I believe that persistence and networking are both keys to finding the job to appply for. But there has to be a skill in selling yourself, to win the job. And there must be some factor of being in the right place at the right time.

a few comments:

I got my first ‘pro’ job back during the severe financial recession of the early 1980’s. It was extremely tough and had a ‘ratio’ of about 250:1 if gauged by what I wanted versus what I could get.

In all honesty I did turn down about 3 or 4 offers in areas that wasn’t exactly what I wanted to do. So maybe the 60:1 number is about right.

Be persistant, work on networking and relationships.

For your 1st job be willing to relocate a long way from home.

Work on a project while you are searching for a job. Before the days of the internet and instant information availability, I sat in a little tiny town in the middle of nowhere and taught myself RF Receiver Design (that is what I wanted to do). That was a very difficult task.

After 10 months of looking via the usual methods I jumped in the car and starting driving to my potential targets. The closest one was 420 miles away. Walked in, handed them my info, and got an instant interview at 4:30 pm and left at 7:30 pm. (they made an offer in the mail the next day)

The next day I went to another firm and got thrown out on my ear.

Driving 420 miles and walking in in a suit sufficiently impressed them plus the fact that I mentioned that I had been working on a project that aligned with THEIR NEEDS.

The interview started with the usual new graduate questions - strengths, weaknesses, etc, etc, blah, blah. Pointing to a briefcase, I mentioned my design project, self taught, living in rural isolation. That is what they are looking for. Self motivation on a project that ALIGNS with their needs.

Imagine that - I was a mediocre college student with mediocre grades that started working for a world class company doing first class aerospace advanced design work. If I can do it, you can do it too !!!

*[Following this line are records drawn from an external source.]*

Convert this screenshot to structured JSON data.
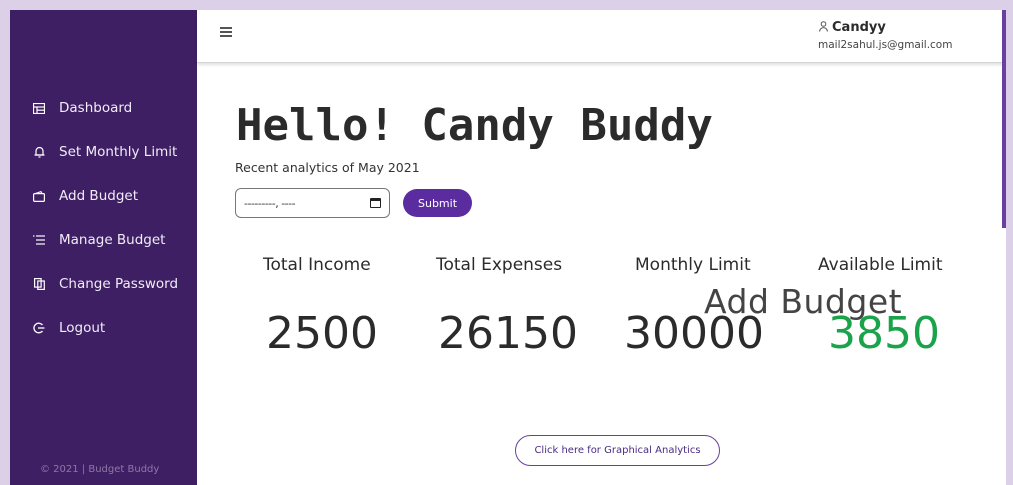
{
  "colors": {
    "sidebar": "#3f1f63",
    "accent": "#5b2ca0",
    "available": "#1aa34a",
    "background": "#dccfe8"
  },
  "sidebar": {
    "items": [
      {
        "label": "Dashboard",
        "icon": "dashboard-icon"
      },
      {
        "label": "Set Monthly Limit",
        "icon": "bell-icon"
      },
      {
        "label": "Add Budget",
        "icon": "wallet-icon"
      },
      {
        "label": "Manage Budget",
        "icon": "list-icon"
      },
      {
        "label": "Change Password",
        "icon": "copy-icon"
      },
      {
        "label": "Logout",
        "icon": "logout-icon"
      }
    ],
    "footer": "© 2021 | Budget Buddy"
  },
  "header": {
    "menu_icon": "hamburger-icon",
    "user_icon": "user-icon",
    "user_name": "Candyy",
    "user_email": "mail2sahul.js@gmail.com"
  },
  "main": {
    "greeting": "Hello! Candy Buddy",
    "subtitle": "Recent analytics of May 2021",
    "date_value": "---------, ----",
    "submit_label": "Submit",
    "overlay": "Add Budget",
    "stats": [
      {
        "label": "Total Income",
        "value": "2500"
      },
      {
        "label": "Total Expenses",
        "value": "26150"
      },
      {
        "label": "Monthly Limit",
        "value": "30000"
      },
      {
        "label": "Available Limit",
        "value": "3850"
      }
    ],
    "graph_button": "Click here for Graphical Analytics"
  }
}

But you have to move away from the usual dribble blah blah of the interview process that causes you to blend in with a sea of suits.

Artists have things called portfolios. Every engineering student should have a portfolio. The first items in the portfolio should be the high school FIRST projects. Then add items as you go through the university culminating with your senior design project. You can also add research assistantships and so on. A project doesn’t have to be iron hardware. It could be a mathematical analysis, simulation, design project.

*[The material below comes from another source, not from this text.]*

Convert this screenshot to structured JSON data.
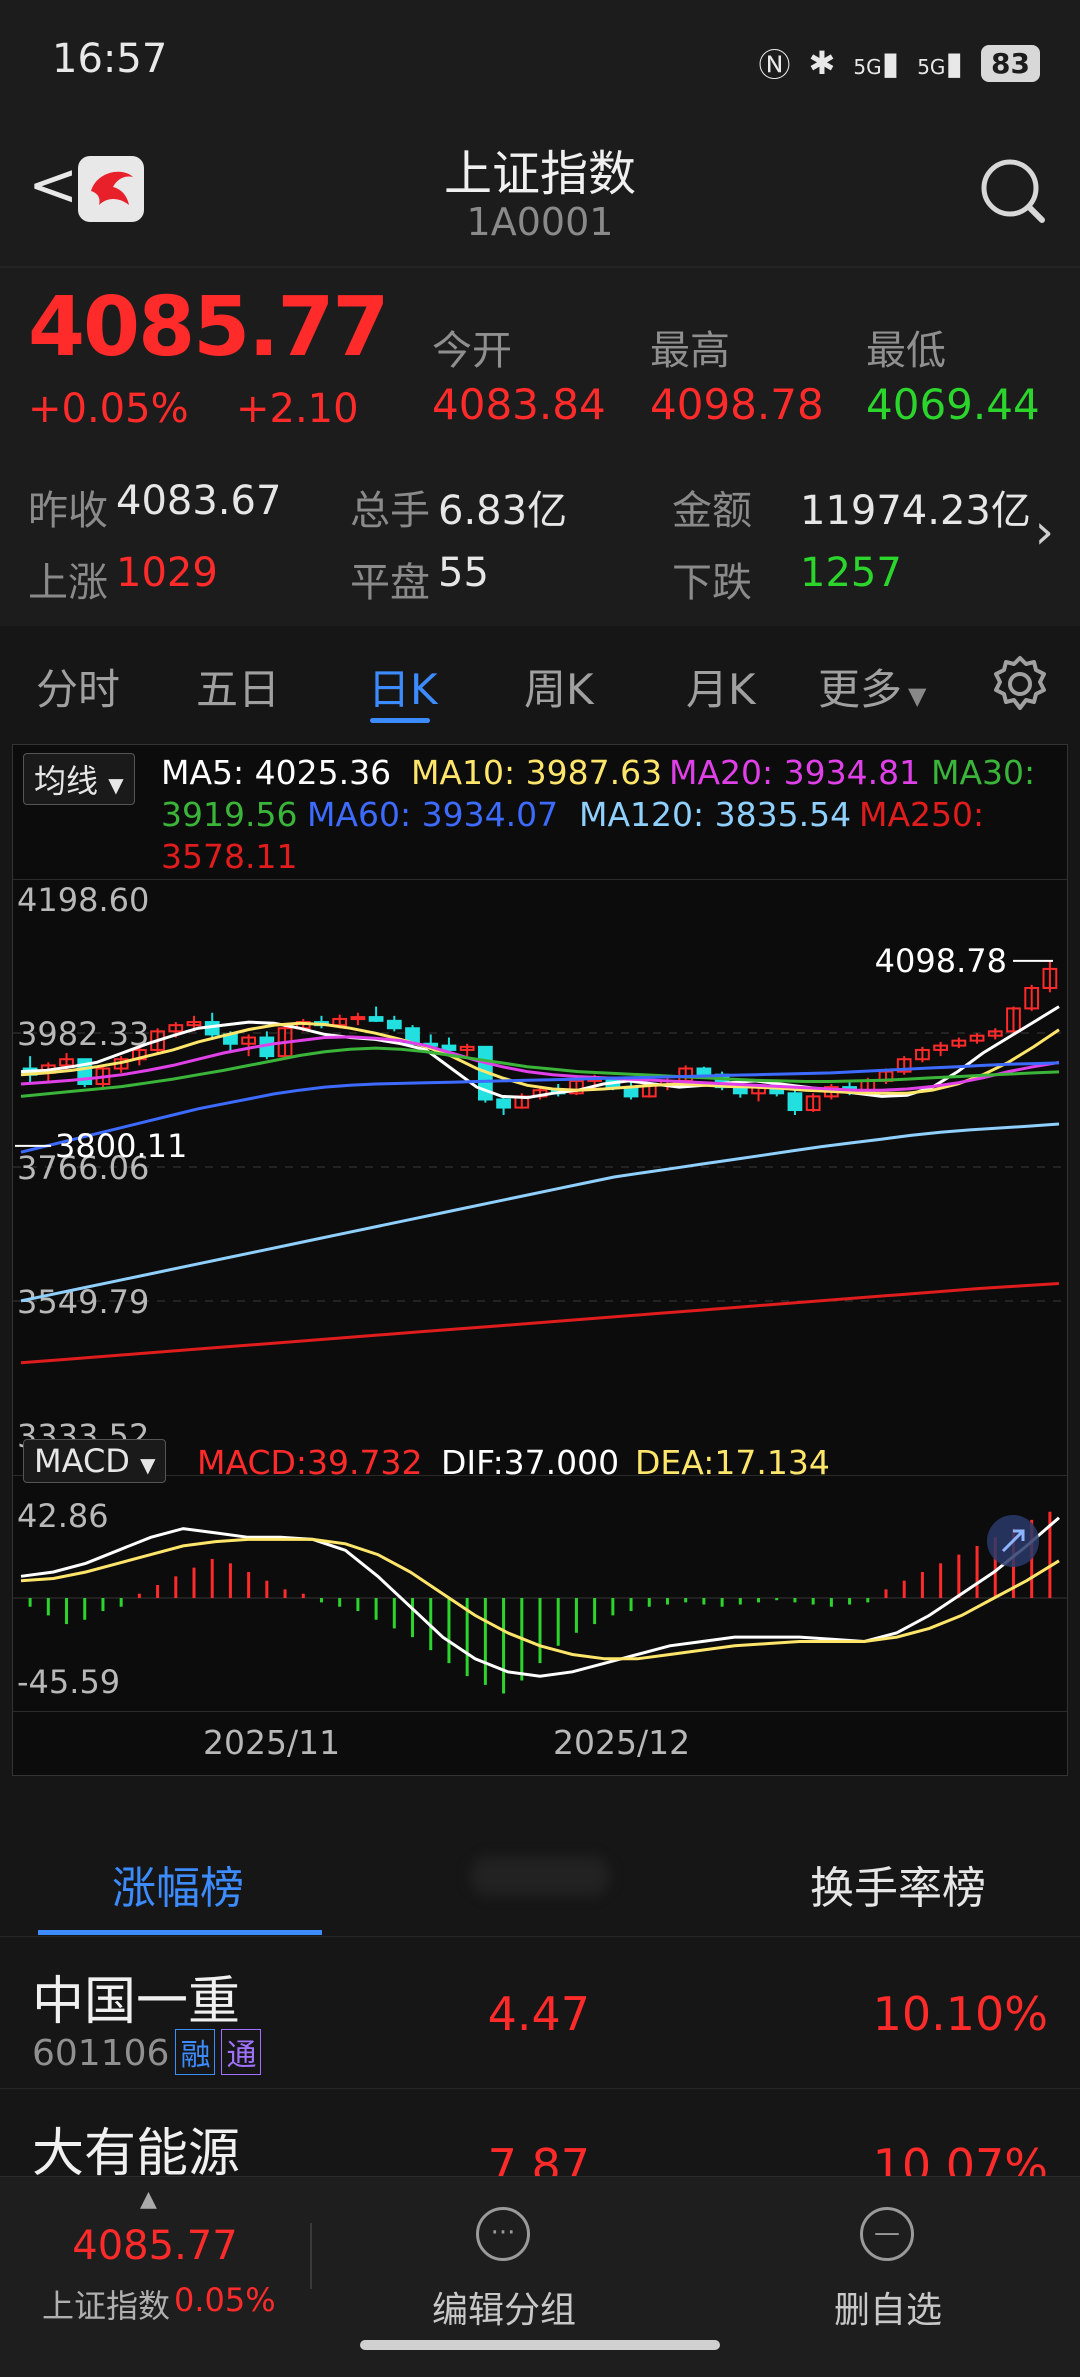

My portfolio completely banished all the usual and traditional metrics of hiring to the trash heap. All the traditional objections (like grades) for setting aside my application were forgotten because my portfolio aligned with my employers needs.

FIRST is a great launching pad for starting your portfolio - Take advantage of FIRST and the opportunities to start your portfolio today !!

Work hard, live hard, have fun.

( water game anyone ? <grin> ? )

Well, I got a job.

I would like to pat myself on the back for being awesome. pat

Thanks for closing the other thread gestapo.

Well, actually…
I’ve been thinking about these 2 threads for a few days and I’ve mulled over the networking tool and kind of turned it into a job board. I’m aware of LinkedIn, etc., but I’m also wondering about just an old-fashioned job board here in CD, perhaps the Career section - maybe develop a way to respect privacy but still put the word out for potential employers and employees. That’s probably along the lines of opening a can of worms, but it’s something I’ve been thinking about as the news continues to inform us about the current financial situation nationally and globally.

Congratulations on your job, RobotCollegeGuy.

Congrats to you! Out of curiosity, did it come from networking on CD, or some other avenue?